Description of the task: Produce an exact copy of all records below.

──────── Given data ────────

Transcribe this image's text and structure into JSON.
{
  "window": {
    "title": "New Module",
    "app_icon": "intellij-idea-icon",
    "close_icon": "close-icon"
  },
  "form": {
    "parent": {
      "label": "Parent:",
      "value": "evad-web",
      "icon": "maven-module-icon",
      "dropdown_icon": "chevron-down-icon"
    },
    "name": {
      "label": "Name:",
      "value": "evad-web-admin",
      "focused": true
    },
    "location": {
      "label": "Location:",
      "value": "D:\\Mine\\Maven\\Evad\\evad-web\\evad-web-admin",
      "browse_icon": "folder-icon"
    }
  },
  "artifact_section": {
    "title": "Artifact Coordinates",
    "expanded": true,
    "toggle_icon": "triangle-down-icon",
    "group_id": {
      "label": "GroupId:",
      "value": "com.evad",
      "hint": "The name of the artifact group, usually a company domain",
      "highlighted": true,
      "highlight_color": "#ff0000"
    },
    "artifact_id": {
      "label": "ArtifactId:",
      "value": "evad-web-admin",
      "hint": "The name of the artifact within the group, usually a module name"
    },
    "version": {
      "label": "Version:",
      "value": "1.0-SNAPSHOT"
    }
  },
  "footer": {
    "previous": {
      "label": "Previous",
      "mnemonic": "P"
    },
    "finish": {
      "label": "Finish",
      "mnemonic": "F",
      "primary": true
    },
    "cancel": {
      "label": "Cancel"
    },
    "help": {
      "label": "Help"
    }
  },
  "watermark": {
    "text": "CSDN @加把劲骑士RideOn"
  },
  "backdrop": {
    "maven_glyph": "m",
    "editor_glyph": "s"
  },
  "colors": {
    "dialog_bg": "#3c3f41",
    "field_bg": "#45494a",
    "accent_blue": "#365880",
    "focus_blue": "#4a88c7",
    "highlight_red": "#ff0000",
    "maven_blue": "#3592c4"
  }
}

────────

Exercise result:
Transcribe this image's text and structure into JSON.
{
  "window": {
    "title": "New Module",
    "app_icon": "intellij-idea-icon",
    "close_icon": "close-icon"
  },
  "form": {
    "parent": {
      "label": "Parent:",
      "value": "evad-web",
      "icon": "maven-module-icon",
      "dropdown_icon": "chevron-down-icon"
    },
    "name": {
      "label": "Name:",
      "value": "evad-web-admin",
      "focused": true
    },
    "location": {
      "label": "Location:",
      "value": "D:\\Mine\\Maven\\Evad\\evad-web\\evad-web-admin",
      "browse_icon": "folder-icon"
    }
  },
  "artifact_section": {
    "title": "Artifact Coordinates",
    "expanded": true,
    "toggle_icon": "triangle-down-icon",
    "group_id": {
      "label": "GroupId:",
      "value": "com.evad",
      "hint": "The name of the artifact group, usually a company domain",
      "highlighted": true,
      "highlight_color": "#ff0000"
    },
    "artifact_id": {
      "label": "ArtifactId:",
      "value": "evad-web-admin",
      "hint": "The name of the artifact within the group, usually a module name"
    },
    "version": {
      "label": "Version:",
      "value": "1.0-SNAPSHOT"
    }
  },
  "footer": {
    "previous": {
      "label": "Previous",
      "mnemonic": "P"
    },
    "finish": {
      "label": "Finish",
      "mnemonic": "F",
      "primary": true
    },
    "cancel": {
      "label": "Cancel"
    },
    "help": {
      "label": "Help"
    }
  },
  "watermark": {
    "text": "CSDN @加把劲骑士RideOn"
  },
  "backdrop": {
    "maven_glyph": "m",
    "editor_glyph": "s"
  },
  "colors": {
    "dialog_bg": "#3c3f41",
    "field_bg": "#45494a",
    "accent_blue": "#365880",
    "focus_blue": "#4a88c7",
    "highlight_red": "#ff0000",
    "maven_blue": "#3592c4"
  }
}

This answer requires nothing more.